Page and application data records:

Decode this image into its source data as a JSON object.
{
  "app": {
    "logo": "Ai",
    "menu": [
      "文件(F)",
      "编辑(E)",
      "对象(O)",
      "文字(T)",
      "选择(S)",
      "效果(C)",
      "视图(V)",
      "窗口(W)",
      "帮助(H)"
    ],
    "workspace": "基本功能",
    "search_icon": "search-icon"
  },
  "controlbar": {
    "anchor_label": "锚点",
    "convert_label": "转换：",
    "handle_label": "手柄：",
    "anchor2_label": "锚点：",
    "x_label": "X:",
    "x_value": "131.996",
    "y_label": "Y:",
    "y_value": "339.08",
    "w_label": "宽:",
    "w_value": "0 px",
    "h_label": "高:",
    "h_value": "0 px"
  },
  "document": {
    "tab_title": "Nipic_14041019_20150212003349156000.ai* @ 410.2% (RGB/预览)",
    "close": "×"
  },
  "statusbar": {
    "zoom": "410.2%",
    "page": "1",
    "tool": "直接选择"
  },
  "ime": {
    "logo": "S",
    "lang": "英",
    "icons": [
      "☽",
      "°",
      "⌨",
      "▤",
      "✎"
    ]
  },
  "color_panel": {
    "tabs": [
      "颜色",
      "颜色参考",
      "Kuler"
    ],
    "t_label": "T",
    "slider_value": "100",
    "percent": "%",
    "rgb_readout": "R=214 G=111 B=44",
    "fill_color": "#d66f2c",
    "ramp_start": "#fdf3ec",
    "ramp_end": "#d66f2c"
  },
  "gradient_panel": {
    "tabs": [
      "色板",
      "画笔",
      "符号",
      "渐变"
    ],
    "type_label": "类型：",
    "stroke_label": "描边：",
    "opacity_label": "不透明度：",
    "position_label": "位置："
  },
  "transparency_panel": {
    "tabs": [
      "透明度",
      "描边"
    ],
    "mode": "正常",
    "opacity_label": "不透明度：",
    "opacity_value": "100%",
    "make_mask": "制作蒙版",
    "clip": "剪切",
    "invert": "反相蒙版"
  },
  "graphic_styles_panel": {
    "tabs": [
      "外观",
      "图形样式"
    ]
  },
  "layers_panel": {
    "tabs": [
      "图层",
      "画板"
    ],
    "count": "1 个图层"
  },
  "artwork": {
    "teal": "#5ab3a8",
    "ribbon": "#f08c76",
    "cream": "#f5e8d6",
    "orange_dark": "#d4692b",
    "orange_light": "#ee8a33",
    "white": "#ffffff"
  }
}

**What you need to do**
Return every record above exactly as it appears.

**Output**
Decode this image into its source data as a JSON object.
{
  "app": {
    "logo": "Ai",
    "menu": [
      "文件(F)",
      "编辑(E)",
      "对象(O)",
      "文字(T)",
      "选择(S)",
      "效果(C)",
      "视图(V)",
      "窗口(W)",
      "帮助(H)"
    ],
    "workspace": "基本功能",
    "search_icon": "search-icon"
  },
  "controlbar": {
    "anchor_label": "锚点",
    "convert_label": "转换：",
    "handle_label": "手柄：",
    "anchor2_label": "锚点：",
    "x_label": "X:",
    "x_value": "131.996",
    "y_label": "Y:",
    "y_value": "339.08",
    "w_label": "宽:",
    "w_value": "0 px",
    "h_label": "高:",
    "h_value": "0 px"
  },
  "document": {
    "tab_title": "Nipic_14041019_20150212003349156000.ai* @ 410.2% (RGB/预览)",
    "close": "×"
  },
  "statusbar": {
    "zoom": "410.2%",
    "page": "1",
    "tool": "直接选择"
  },
  "ime": {
    "logo": "S",
    "lang": "英",
    "icons": [
      "☽",
      "°",
      "⌨",
      "▤",
      "✎"
    ]
  },
  "color_panel": {
    "tabs": [
      "颜色",
      "颜色参考",
      "Kuler"
    ],
    "t_label": "T",
    "slider_value": "100",
    "percent": "%",
    "rgb_readout": "R=214 G=111 B=44",
    "fill_color": "#d66f2c",
    "ramp_start": "#fdf3ec",
    "ramp_end": "#d66f2c"
  },
  "gradient_panel": {
    "tabs": [
      "色板",
      "画笔",
      "符号",
      "渐变"
    ],
    "type_label": "类型：",
    "stroke_label": "描边：",
    "opacity_label": "不透明度：",
    "position_label": "位置："
  },
  "transparency_panel": {
    "tabs": [
      "透明度",
      "描边"
    ],
    "mode": "正常",
    "opacity_label": "不透明度：",
    "opacity_value": "100%",
    "make_mask": "制作蒙版",
    "clip": "剪切",
    "invert": "反相蒙版"
  },
  "graphic_styles_panel": {
    "tabs": [
      "外观",
      "图形样式"
    ]
  },
  "layers_panel": {
    "tabs": [
      "图层",
      "画板"
    ],
    "count": "1 个图层"
  },
  "artwork": {
    "teal": "#5ab3a8",
    "ribbon": "#f08c76",
    "cream": "#f5e8d6",
    "orange_dark": "#d4692b",
    "orange_light": "#ee8a33",
    "white": "#ffffff"
  }
}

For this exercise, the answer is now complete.